Navigating your filesystem with autojump

I am writing about tools I use regularly use, to make my workflow efficient. My last post was about powerline. Today's post is about autojump that lets you navigate your filesystem with very few keystrokes.

autojump provides a very easy way to navigate your filesystem from within the comforts of your terminal app.

autojump maintains a database of all the directories you visit by assigning weights to each path. The most frequently used path has a higher weight .

On subsequent accesses to the same directory, you can do a j <destination directory name> without having to specify the entire path to your destination. j here is a wrapper over autojump that lets you forget that you need to cd to a directory ever.

I find myself using j a lot, especially in maven projects where the directory of your interest is buried deep in the hierarchy of src > main > java > ...

There is another cool feature of j that I use a lot. If you do a jo <directory name>, instead of jumping to the directory, your destination directory gets opened in the file explorer window like so:

There are other features that I seldom use but cool nevertheless. jco lets to navigate to a child directory the file explorer view and jc jumps to a child directory.

You can also purge non-existent paths with a autojump --purge. This is useful when you have deleted some heavily used directories and would like to clear up the autojump database. Personally, I would have liked the purge to happen when the directory gets deleted instead of putting the onus on me. Something like a LRU list comes to mind.

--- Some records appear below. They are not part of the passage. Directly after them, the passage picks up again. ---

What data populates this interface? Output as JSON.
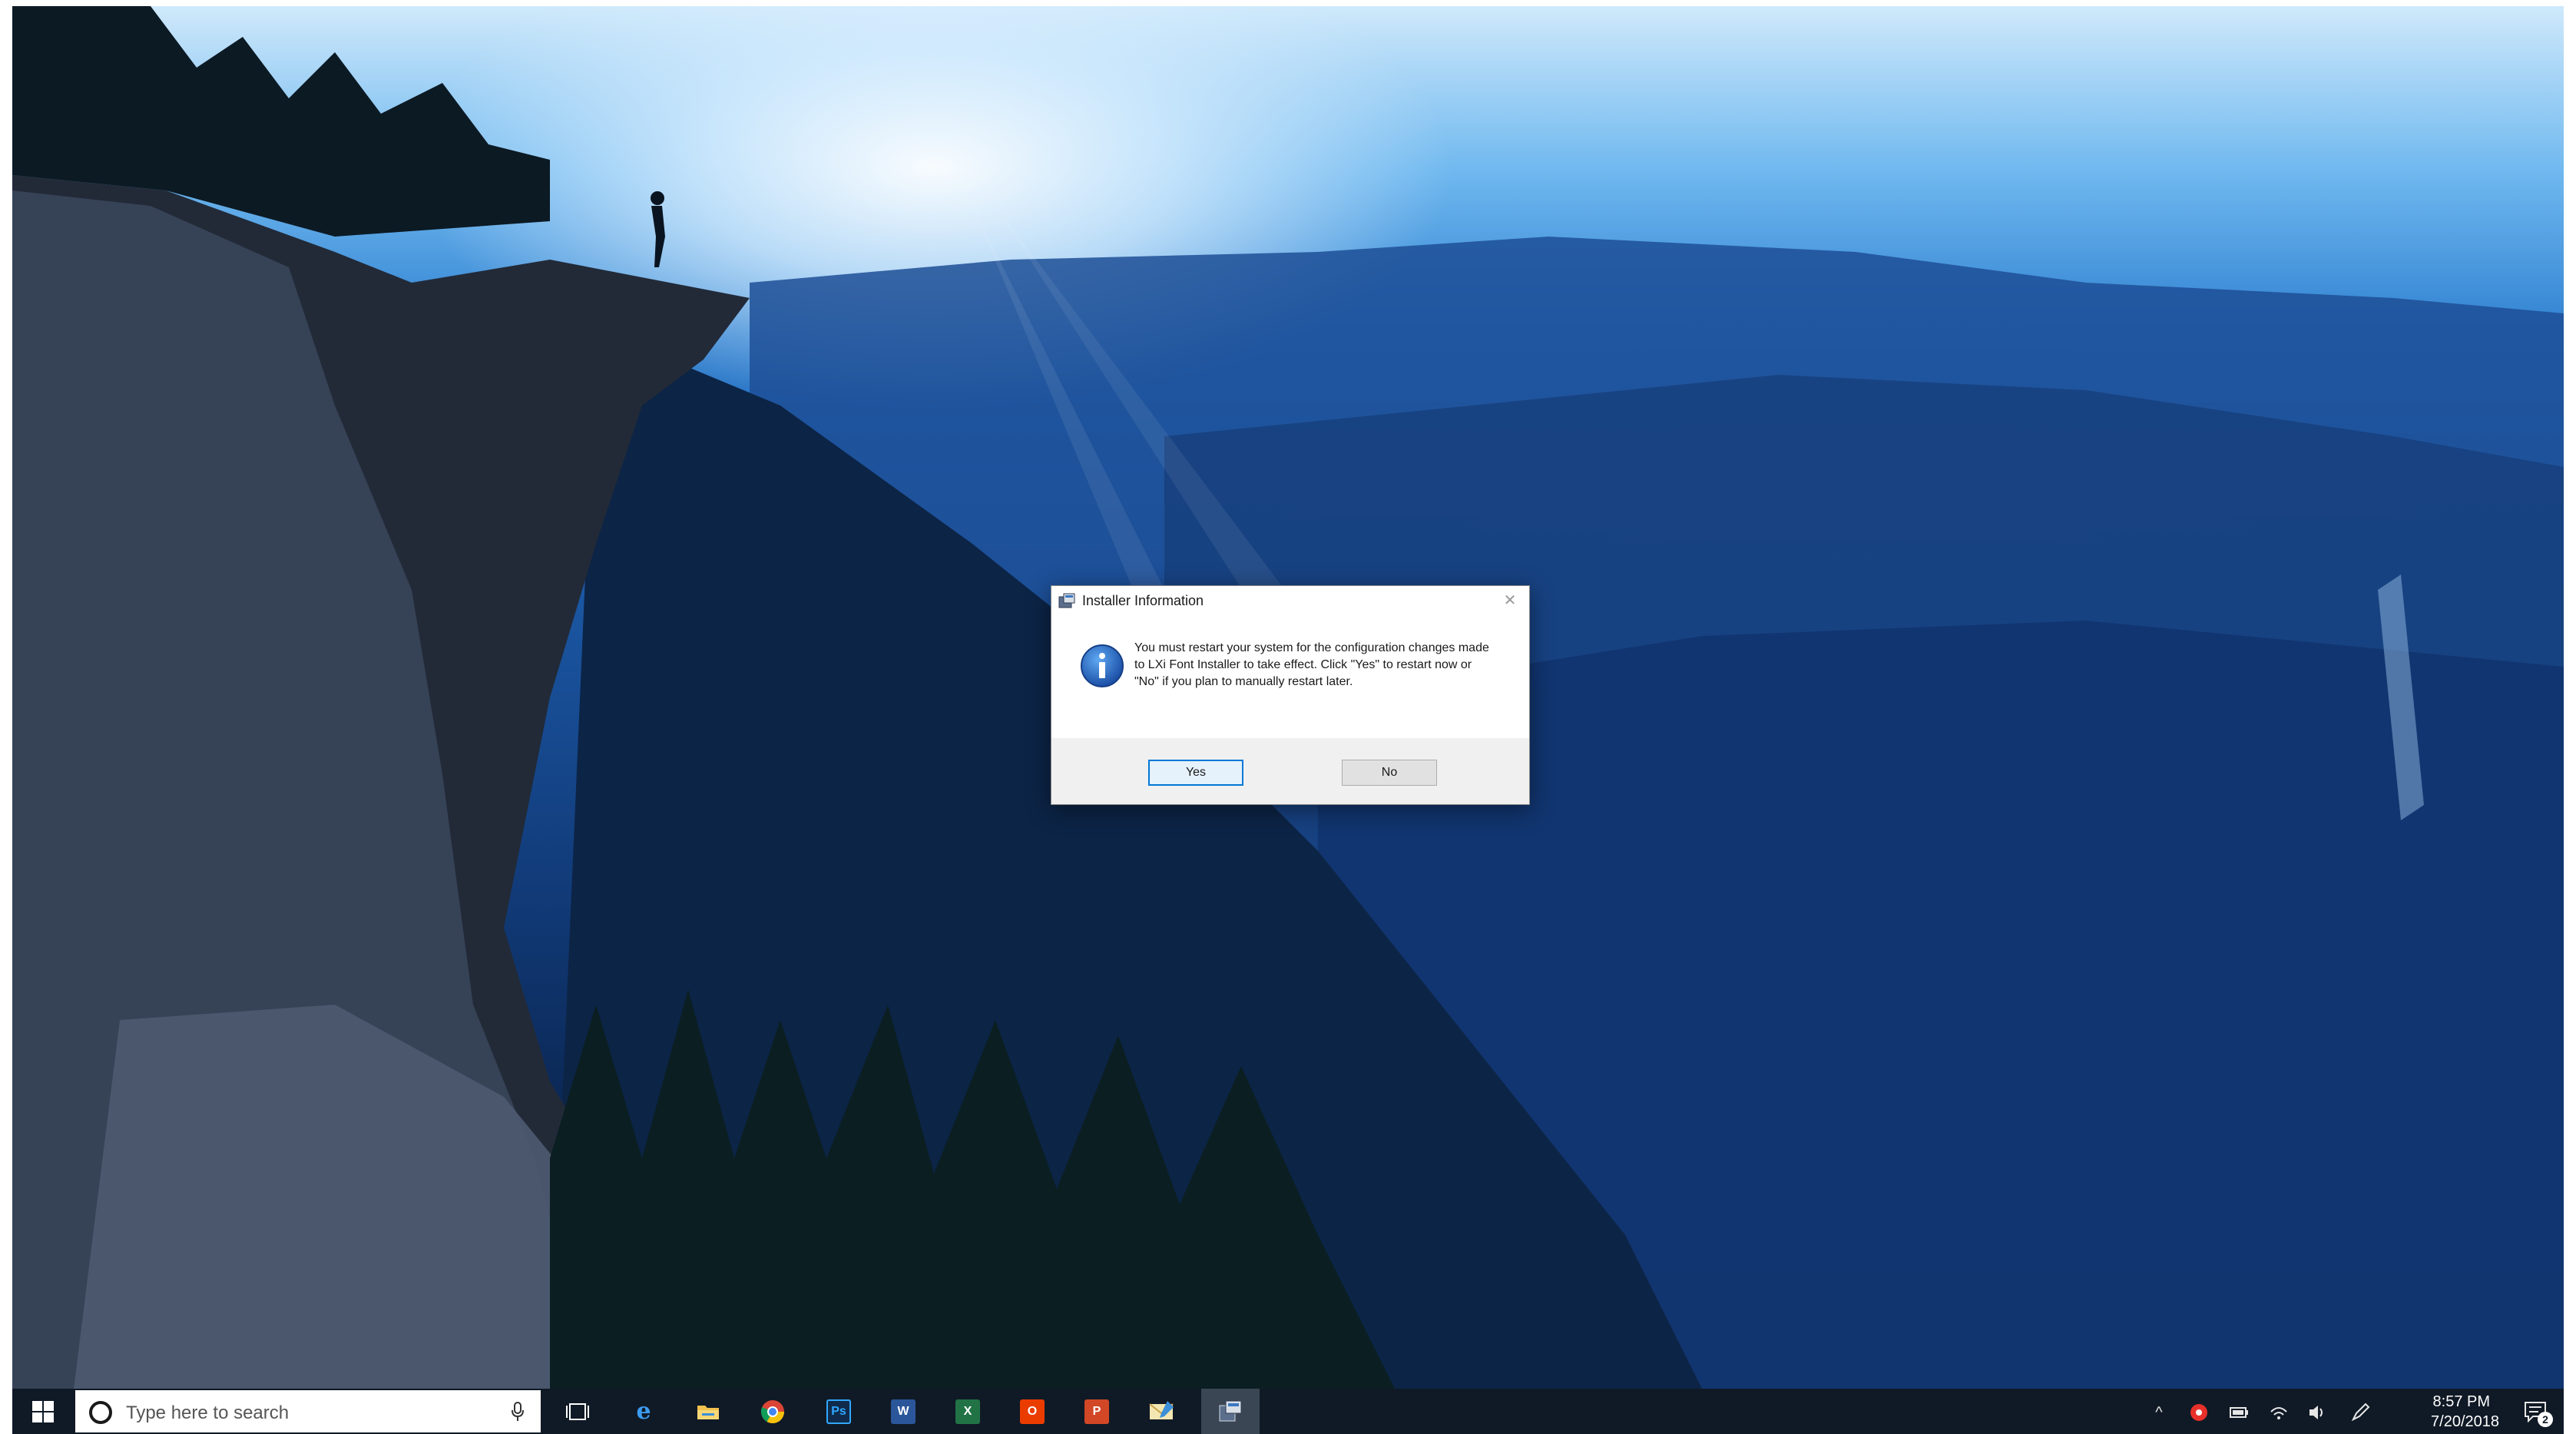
{
  "dialog": {
    "title": "Installer Information",
    "message": "You must restart your system for the configuration changes made to LXi Font Installer to take effect. Click \"Yes\" to restart now or \"No\" if you plan to manually restart later.",
    "yes_label": "Yes",
    "no_label": "No"
  },
  "taskbar": {
    "search_placeholder": "Type here to search",
    "apps": [
      {
        "name": "task-view-icon"
      },
      {
        "name": "edge-icon"
      },
      {
        "name": "file-explorer-icon"
      },
      {
        "name": "chrome-icon"
      },
      {
        "name": "photoshop-icon",
        "label": "Ps"
      },
      {
        "name": "word-icon",
        "label": "W"
      },
      {
        "name": "excel-icon",
        "label": "X"
      },
      {
        "name": "office-icon",
        "label": "O"
      },
      {
        "name": "powerpoint-icon",
        "label": "P"
      },
      {
        "name": "mail-icon"
      },
      {
        "name": "installer-icon"
      }
    ]
  },
  "tray": {
    "time": "8:57 PM",
    "date": "7/20/2018",
    "notification_count": "2"
  },
  "colors": {
    "taskbar": "#101a26",
    "accent": "#0078d7",
    "dialog_footer": "#f0f0f0"
  }
}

The weights are visible when you do a autojump --stat like so:

The autojump weights can be manually decreased or increased if you want to force autojump to go to a preferred path. I personally have never done this except perhaps when I was exploring the different options.

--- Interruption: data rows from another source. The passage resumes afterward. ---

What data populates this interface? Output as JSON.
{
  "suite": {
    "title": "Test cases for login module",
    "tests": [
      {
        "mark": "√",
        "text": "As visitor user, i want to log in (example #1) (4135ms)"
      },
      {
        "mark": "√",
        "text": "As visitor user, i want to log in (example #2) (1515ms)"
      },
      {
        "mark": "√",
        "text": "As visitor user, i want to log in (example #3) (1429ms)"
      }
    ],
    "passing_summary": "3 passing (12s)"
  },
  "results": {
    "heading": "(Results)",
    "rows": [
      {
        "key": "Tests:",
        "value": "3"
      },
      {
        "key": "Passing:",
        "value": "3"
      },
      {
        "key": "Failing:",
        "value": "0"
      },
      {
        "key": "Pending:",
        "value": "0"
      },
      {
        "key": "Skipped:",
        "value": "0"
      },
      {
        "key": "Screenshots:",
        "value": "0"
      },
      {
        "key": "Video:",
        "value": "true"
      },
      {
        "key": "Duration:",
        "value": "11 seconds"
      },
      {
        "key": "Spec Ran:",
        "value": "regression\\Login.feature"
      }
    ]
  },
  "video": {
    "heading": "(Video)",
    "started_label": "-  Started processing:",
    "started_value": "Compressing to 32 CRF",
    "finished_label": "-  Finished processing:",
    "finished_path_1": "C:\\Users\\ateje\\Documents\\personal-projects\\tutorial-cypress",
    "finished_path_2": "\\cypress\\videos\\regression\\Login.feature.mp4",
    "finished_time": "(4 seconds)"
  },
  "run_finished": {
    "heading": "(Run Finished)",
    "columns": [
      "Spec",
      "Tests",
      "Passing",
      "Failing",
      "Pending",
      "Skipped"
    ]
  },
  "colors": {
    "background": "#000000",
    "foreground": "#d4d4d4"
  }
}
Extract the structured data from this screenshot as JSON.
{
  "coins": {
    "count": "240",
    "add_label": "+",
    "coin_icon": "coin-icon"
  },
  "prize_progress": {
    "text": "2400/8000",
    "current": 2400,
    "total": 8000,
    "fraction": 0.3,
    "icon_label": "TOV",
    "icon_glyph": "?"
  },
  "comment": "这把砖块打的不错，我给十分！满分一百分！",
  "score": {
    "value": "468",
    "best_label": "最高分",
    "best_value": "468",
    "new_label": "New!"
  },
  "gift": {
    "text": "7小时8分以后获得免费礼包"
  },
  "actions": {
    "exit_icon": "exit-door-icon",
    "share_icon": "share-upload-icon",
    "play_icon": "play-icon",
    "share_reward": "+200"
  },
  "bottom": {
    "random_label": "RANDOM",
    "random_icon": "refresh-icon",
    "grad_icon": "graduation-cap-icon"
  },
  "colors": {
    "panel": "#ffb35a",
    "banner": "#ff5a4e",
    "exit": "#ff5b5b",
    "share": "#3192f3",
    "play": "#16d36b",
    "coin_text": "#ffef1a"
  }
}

All said, autojump is a very useful utility to have in your terminal that will save you a lot of time. Here's how you can set it up:

  • Install autojump with brew:
brew install autojump
  • Then source this script inside your .bash_profile:

#Source Autojump
[[ -s $(brew --prefix)/etc/profile.d/ ]] && . $(brew --prefix)/etc/profile.d/

That's how simple it is!